* [About this task] Filter the entries, keeping every line with the string "search".

* [Supplied information]

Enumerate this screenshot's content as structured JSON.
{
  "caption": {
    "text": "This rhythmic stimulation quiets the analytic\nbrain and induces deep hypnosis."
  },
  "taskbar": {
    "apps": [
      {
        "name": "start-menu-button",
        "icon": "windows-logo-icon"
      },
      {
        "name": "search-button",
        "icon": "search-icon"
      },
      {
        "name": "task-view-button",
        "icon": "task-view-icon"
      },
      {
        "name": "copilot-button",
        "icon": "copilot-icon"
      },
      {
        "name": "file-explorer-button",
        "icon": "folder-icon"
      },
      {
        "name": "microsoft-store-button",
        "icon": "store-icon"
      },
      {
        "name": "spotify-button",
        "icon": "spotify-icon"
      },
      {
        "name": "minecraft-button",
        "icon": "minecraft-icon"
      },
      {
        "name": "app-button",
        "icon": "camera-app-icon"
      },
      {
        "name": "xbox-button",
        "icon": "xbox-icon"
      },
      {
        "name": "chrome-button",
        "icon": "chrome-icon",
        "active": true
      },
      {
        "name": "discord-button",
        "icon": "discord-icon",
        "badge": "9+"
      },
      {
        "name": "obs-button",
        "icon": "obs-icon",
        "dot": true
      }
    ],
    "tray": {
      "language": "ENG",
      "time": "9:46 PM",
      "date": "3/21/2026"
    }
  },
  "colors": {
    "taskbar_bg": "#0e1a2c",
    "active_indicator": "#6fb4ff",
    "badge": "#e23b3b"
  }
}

* [Solved problem]
        "name": "search-button",
        "icon": "search-icon"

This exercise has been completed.